Stored data entries
○ ○ ○ ○ ○

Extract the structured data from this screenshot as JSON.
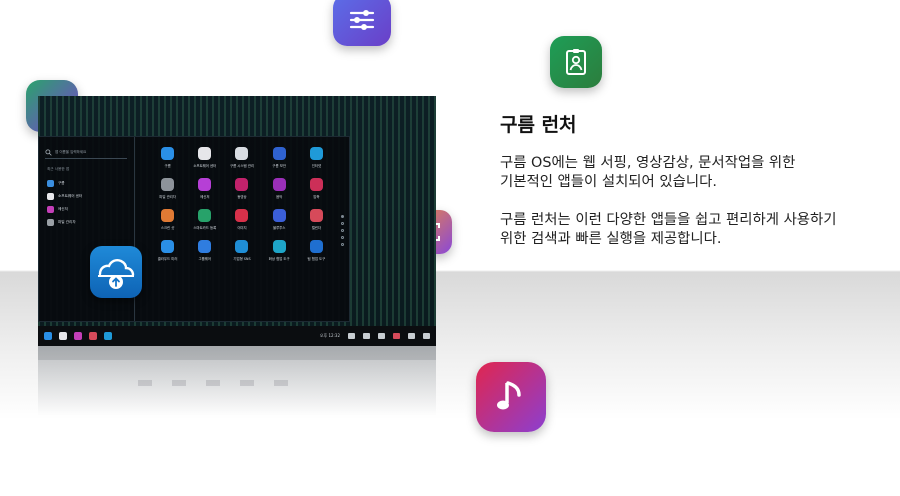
{
  "feature": {
    "title": "구름 런처",
    "para1": [
      "구름 OS에는 웹 서핑, 영상감상, 문서작업을 위한",
      "기본적인 앱들이 설치되어 있습니다."
    ],
    "para2": [
      "구름 런처는 이런 다양한 앱들을 쉽고 편리하게 사용하기",
      "위한 검색과 빠른 실행을 제공합니다."
    ]
  },
  "floating_icons": [
    {
      "name": "settings-sliders-icon",
      "color": "#5b6ee8"
    },
    {
      "name": "card-icon",
      "color": "#2aa36c"
    },
    {
      "name": "id-badge-icon",
      "color": "#1e9e57"
    },
    {
      "name": "camera-icon",
      "color": "#f08a3a"
    },
    {
      "name": "music-note-icon",
      "color": "#e0264f"
    }
  ],
  "launcher": {
    "search_placeholder": "앱 이름을 입력하세요",
    "recent_label": "최근 사용한 앱",
    "recent_apps": [
      {
        "label": "구름",
        "color": "#3b8fe0"
      },
      {
        "label": "소프트웨어 센터",
        "color": "#e8e8ec"
      },
      {
        "label": "메신저",
        "color": "#c43fb8"
      },
      {
        "label": "파일 관리자",
        "color": "#9aa0a6"
      }
    ],
    "apps": [
      {
        "label": "구름",
        "color": "#2a8fe6"
      },
      {
        "label": "소프트웨어 센터",
        "color": "#e6e6ea"
      },
      {
        "label": "구름 시스템 관리",
        "color": "#d8dde2"
      },
      {
        "label": "구름 보안",
        "color": "#2f62d0"
      },
      {
        "label": "인터넷",
        "color": "#1f9ad8"
      },
      {
        "label": "파일 관리자",
        "color": "#8d939a"
      },
      {
        "label": "메신저",
        "color": "#b63fd6"
      },
      {
        "label": "동영상",
        "color": "#c2226b"
      },
      {
        "label": "음악",
        "color": "#9a2fb8"
      },
      {
        "label": "압축",
        "color": "#cc2f58"
      },
      {
        "label": "스크린 샷",
        "color": "#e07a34"
      },
      {
        "label": "스마트카드 등록",
        "color": "#27a26a"
      },
      {
        "label": "이미지",
        "color": "#d8314a"
      },
      {
        "label": "블루투스",
        "color": "#3b5fd8"
      },
      {
        "label": "캘린더",
        "color": "#d64a5a"
      },
      {
        "label": "클라우드 미러",
        "color": "#2a8fe6"
      },
      {
        "label": "그룹웨어",
        "color": "#2f7de0"
      },
      {
        "label": "기업형 SNS",
        "color": "#1f8ed6"
      },
      {
        "label": "화상 협업 도구",
        "color": "#1ea5c8"
      },
      {
        "label": "팀 협업 도구",
        "color": "#1f6fd0"
      }
    ],
    "page_count": 5,
    "active_page": 0
  },
  "taskbar": {
    "clock": "오후 12:32",
    "pinned_colors": [
      "#2a8fe6",
      "#e6e6ea",
      "#c43fb8",
      "#d64a5a",
      "#1f9ad8"
    ]
  }
}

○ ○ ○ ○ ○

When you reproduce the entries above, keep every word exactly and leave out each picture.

Extract the structured data from this screenshot as JSON.
{
  "feature": {
    "title": "구름 런처",
    "para1": [
      "구름 OS에는 웹 서핑, 영상감상, 문서작업을 위한",
      "기본적인 앱들이 설치되어 있습니다."
    ],
    "para2": [
      "구름 런처는 이런 다양한 앱들을 쉽고 편리하게 사용하기",
      "위한 검색과 빠른 실행을 제공합니다."
    ]
  },
  "floating_icons": [
    {
      "name": "settings-sliders-icon",
      "color": "#5b6ee8"
    },
    {
      "name": "card-icon",
      "color": "#2aa36c"
    },
    {
      "name": "id-badge-icon",
      "color": "#1e9e57"
    },
    {
      "name": "camera-icon",
      "color": "#f08a3a"
    },
    {
      "name": "music-note-icon",
      "color": "#e0264f"
    }
  ],
  "launcher": {
    "search_placeholder": "앱 이름을 입력하세요",
    "recent_label": "최근 사용한 앱",
    "recent_apps": [
      {
        "label": "구름",
        "color": "#3b8fe0"
      },
      {
        "label": "소프트웨어 센터",
        "color": "#e8e8ec"
      },
      {
        "label": "메신저",
        "color": "#c43fb8"
      },
      {
        "label": "파일 관리자",
        "color": "#9aa0a6"
      }
    ],
    "apps": [
      {
        "label": "구름",
        "color": "#2a8fe6"
      },
      {
        "label": "소프트웨어 센터",
        "color": "#e6e6ea"
      },
      {
        "label": "구름 시스템 관리",
        "color": "#d8dde2"
      },
      {
        "label": "구름 보안",
        "color": "#2f62d0"
      },
      {
        "label": "인터넷",
        "color": "#1f9ad8"
      },
      {
        "label": "파일 관리자",
        "color": "#8d939a"
      },
      {
        "label": "메신저",
        "color": "#b63fd6"
      },
      {
        "label": "동영상",
        "color": "#c2226b"
      },
      {
        "label": "음악",
        "color": "#9a2fb8"
      },
      {
        "label": "압축",
        "color": "#cc2f58"
      },
      {
        "label": "스크린 샷",
        "color": "#e07a34"
      },
      {
        "label": "스마트카드 등록",
        "color": "#27a26a"
      },
      {
        "label": "이미지",
        "color": "#d8314a"
      },
      {
        "label": "블루투스",
        "color": "#3b5fd8"
      },
      {
        "label": "캘린더",
        "color": "#d64a5a"
      },
      {
        "label": "클라우드 미러",
        "color": "#2a8fe6"
      },
      {
        "label": "그룹웨어",
        "color": "#2f7de0"
      },
      {
        "label": "기업형 SNS",
        "color": "#1f8ed6"
      },
      {
        "label": "화상 협업 도구",
        "color": "#1ea5c8"
      },
      {
        "label": "팀 협업 도구",
        "color": "#1f6fd0"
      }
    ],
    "page_count": 5,
    "active_page": 0
  },
  "taskbar": {
    "clock": "오후 12:32",
    "pinned_colors": [
      "#2a8fe6",
      "#e6e6ea",
      "#c43fb8",
      "#d64a5a",
      "#1f9ad8"
    ]
  }
}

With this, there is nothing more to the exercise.